Seven amber alerts issued at national electricity grid in past year

Alerts issued as system came under pressure from supply constraints, Eamon Ryan says

The operators of the national electricity grid issued seven amber alerts in the past year as the system came under pressure from supply constraints, Minister for the Environment, Climate and Communications Eamon Ryan has said.

Growing demand and the shutdown of two big power plants in Dublin led to moves earlier in the year to bring in emergency generation for this coming winter.

Although those plans were subsequently abandoned because of the projected return of the Dublin power stations, grid operator EirGrid and market regulators approved plans in September to maintain fossil fuel generation for longer than previously foreseen while the development of new gas and wind generation is awaited.

Regulators have raised the prospect in recent months of curtailing grid connections for power-hungry data centres but they have yet to conclude a formal review of market access rules.


In reply to a parliamentary question from Labour TD Seán Sherlock, Mr Ryan said six of the alerts were due to "reduced margin" between the level of electricity generation and demand.

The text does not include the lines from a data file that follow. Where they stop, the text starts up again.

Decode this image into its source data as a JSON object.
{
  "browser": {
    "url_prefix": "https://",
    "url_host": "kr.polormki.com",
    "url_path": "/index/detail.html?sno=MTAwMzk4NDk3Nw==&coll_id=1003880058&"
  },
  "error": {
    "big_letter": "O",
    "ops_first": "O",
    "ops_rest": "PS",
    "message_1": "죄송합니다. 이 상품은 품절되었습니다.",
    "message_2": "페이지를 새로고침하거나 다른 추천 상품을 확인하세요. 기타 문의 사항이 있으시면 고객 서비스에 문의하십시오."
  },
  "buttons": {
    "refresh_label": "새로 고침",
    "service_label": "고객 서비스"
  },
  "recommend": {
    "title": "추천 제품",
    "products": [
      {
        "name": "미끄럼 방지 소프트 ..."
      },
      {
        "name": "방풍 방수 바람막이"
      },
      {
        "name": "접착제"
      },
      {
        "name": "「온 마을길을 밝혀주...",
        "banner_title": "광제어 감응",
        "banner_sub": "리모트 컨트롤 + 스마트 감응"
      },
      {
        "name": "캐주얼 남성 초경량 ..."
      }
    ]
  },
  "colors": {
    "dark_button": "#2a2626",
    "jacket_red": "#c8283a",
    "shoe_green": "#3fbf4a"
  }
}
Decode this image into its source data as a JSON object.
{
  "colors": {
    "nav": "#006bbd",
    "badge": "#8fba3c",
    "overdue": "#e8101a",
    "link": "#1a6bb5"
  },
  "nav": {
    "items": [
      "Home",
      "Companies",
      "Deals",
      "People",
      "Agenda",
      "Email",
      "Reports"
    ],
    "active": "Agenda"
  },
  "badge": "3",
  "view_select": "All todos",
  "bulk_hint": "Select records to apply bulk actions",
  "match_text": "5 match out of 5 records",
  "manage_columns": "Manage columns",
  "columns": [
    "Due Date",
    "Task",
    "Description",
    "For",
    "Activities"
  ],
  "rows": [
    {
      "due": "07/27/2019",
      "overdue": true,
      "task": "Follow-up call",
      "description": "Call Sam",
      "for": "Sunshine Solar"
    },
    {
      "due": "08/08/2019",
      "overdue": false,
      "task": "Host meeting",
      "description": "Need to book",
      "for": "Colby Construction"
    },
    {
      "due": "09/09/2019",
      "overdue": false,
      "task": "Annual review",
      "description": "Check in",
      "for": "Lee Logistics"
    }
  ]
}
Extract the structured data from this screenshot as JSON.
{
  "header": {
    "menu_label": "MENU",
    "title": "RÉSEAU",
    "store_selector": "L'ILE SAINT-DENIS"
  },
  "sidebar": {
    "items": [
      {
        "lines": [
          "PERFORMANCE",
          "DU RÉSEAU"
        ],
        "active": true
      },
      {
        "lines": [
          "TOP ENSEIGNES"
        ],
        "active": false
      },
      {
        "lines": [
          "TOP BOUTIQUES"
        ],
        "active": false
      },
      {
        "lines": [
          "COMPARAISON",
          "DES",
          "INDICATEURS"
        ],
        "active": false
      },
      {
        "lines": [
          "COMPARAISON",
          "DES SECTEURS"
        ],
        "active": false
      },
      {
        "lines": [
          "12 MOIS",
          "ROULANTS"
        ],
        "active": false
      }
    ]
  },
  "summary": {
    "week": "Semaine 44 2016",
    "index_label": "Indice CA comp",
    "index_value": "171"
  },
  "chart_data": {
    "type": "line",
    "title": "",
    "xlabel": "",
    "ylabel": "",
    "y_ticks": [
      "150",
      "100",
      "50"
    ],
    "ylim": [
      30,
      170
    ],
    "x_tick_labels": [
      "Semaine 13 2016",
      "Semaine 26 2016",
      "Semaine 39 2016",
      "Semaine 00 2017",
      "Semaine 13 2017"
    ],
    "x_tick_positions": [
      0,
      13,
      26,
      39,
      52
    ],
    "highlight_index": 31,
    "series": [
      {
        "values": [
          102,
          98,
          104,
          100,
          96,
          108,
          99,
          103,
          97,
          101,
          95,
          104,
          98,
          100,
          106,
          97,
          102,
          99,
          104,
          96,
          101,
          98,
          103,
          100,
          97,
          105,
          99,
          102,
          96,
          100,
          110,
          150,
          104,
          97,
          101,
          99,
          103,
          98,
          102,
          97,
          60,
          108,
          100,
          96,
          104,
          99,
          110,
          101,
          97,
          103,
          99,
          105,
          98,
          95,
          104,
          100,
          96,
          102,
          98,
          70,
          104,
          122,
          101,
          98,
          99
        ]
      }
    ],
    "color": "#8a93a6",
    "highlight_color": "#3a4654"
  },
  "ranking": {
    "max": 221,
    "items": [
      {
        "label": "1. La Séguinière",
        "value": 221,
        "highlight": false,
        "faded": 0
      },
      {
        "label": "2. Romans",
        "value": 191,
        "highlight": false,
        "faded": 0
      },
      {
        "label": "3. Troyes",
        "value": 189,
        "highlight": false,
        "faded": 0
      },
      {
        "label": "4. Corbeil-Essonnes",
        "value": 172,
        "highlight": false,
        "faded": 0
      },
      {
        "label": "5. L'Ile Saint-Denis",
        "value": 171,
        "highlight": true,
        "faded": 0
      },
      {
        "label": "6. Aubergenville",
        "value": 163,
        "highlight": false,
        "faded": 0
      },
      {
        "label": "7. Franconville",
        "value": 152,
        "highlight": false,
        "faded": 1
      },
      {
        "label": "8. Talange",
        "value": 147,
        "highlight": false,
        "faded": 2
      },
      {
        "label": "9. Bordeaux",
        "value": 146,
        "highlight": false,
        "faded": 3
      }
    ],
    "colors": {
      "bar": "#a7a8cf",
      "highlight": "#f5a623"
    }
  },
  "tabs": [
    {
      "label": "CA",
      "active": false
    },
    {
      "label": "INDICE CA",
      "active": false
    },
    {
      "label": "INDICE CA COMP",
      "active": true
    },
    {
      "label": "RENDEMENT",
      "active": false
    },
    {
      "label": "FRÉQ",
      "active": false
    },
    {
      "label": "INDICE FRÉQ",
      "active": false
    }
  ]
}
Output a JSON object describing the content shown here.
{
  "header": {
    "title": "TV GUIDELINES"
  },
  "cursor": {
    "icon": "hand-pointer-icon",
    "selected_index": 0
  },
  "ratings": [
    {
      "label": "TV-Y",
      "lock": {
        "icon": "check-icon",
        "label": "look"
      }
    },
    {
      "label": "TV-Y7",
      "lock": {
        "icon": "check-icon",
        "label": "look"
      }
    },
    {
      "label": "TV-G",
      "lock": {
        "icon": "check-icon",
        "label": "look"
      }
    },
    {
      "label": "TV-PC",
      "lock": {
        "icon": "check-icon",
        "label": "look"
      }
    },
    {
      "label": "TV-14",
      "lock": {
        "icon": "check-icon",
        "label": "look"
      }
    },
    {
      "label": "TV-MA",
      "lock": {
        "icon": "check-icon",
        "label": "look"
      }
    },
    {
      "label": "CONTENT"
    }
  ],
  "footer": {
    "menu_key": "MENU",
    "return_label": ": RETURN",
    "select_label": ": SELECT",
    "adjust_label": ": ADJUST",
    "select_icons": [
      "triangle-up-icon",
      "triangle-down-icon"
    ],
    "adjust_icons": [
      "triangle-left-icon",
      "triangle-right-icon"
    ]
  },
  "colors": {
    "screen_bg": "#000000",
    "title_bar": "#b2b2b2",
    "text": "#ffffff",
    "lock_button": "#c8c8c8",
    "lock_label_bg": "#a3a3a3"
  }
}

A seventh – on April 13th – related to the temporary failure of some systems in EirGrid’s control centre. “This failure occurred during the testing of back-up systems and was quickly resolved.”

An amber alert is a warning made when grid operators believe it is possible there will not be enough supply in reserve should something go wrong in the system, even though they expected there to be enough energy to meet current demand.

The “reduced margin” alerts occurred on December 9th, 2020, and this year on January 6th, May 17th, September 6th, September 9th and October 28th.

Mr Ryan said EirGrid notified his Department of each of the alerts on the day they occurred. "There have been no system emergencies [previously known as red alerts] on the system in Ireland in the past 12 months or in recent years."

The September plan from the Commission for Regulation of Utilities, which is responsible for ensuring the security of electricity supply, includes procuring temporary generation capacity for winter 2022.

Arthur Beesley

Arthur Beesley

Arthur Beesley is Current Affairs Editor of The Irish Times